Collegiate Girls’ High School became involved with the SPAR Wheelchair Wednesday campaign for the first time yesterday when a number of schoolgirls experienced what people with disabilities face on a daily basis.
The campaign, organised by the Association for Persons with Physical Disabilities, is being held in Nelson Mandela Bay for the seventh year, with volunteers spending four hours in a wheelchair undergoing a number of tasks.
The objectives are to raise awareness about the difficulties those with disabilities face and to generate funds to buy wheelchairs for those in need.
For the first time a school came on board when members of Collegiate’s Interact Society, under the guidance of teacher Carla Grobler, volunteered to spend time in a wheelchair.
SPAR Eastern Cape sponsorship and events manager, Alan Stapleton, welcomed the initiative from the school.
“Hopefully, it’s the start of a new dawn of rolling out Wheelchair Wednesday among the schools of Nelson Mandela Bay,” he said.

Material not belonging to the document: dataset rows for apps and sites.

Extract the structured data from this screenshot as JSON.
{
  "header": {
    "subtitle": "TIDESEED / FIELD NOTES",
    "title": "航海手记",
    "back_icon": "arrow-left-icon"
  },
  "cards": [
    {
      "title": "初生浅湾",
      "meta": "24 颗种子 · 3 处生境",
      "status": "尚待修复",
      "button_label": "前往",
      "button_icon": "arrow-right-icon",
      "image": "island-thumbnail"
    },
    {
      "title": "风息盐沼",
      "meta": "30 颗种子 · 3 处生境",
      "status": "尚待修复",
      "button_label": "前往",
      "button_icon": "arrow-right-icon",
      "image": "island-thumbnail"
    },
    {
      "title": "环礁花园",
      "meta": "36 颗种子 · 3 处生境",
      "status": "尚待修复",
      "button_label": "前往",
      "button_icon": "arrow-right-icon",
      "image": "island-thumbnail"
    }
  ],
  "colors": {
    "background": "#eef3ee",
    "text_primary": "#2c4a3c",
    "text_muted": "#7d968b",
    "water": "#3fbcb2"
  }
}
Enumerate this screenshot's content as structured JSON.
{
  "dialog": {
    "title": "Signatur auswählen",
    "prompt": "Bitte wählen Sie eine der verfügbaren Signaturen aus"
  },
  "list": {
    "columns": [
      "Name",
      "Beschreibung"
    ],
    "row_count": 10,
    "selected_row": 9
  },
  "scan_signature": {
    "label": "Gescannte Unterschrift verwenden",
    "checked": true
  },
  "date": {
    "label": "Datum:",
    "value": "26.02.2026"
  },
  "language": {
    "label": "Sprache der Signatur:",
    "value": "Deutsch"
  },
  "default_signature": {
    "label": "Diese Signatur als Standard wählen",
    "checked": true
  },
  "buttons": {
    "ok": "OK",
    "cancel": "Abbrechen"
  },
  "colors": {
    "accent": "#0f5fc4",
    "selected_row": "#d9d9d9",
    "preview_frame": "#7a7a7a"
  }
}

“This is a chance to open the eyes of our younger members of society to illustrate the difficulties disabled people face. The earlier we can educate them about the challenges, the better for all.”
Grobler said the Interact Society, under President Jancke Blume, had embraced the challenge, as it has done with many community projects throughout the year.
“This is a chance for the girls to become aware of the issues at stake and to give back to the community,” she said.
“In addition, for some of the girls it’s an opportunity to experience in real time the problems people with disabilities face on a daily basis.”
Blume took the role of assistant yesterday to school peer, Mbali Titi, who bravely became the wheelchair volunteer.
It turned out to be an enlightening experience for all concerned.
Titi said the assignment gave her first-hand experience of how many daily tasks she takes for granted are not easy for those in wheelchairs.
“It was really good to be taken out of my comfort zone and to experience what people with disabilities face,” she said.
“I was immediately aware of how things which are simple for me are much more difficult for people in wheelchairs.
“It has also made me realise that there are some places people can’t access because of their disabilities.”
She added that there were a number of uncomfortable situations that she had had to confront.
“For example, the stares and looks I received from some people, as well as routine acts such as getting a product from a high shelf and getting in and out of a car.
“Also, I had to plan ahead as to which coffee shop I would go to, because certain coffee shops or centres that they are in are not wheelchair-friendly.”
Besides those low points, Titi said it had been extremely worthwhile to be part of something which had such a big impact.
“It really was good to be among a group of volunteers who were doing something positive to raise awareness of what people with disabilities face. So that was an overall highlight for me.”
The Interact Society has raised R5 500 to buy a wheelchair which will be donated to APD when the annual handover function is held on September 26.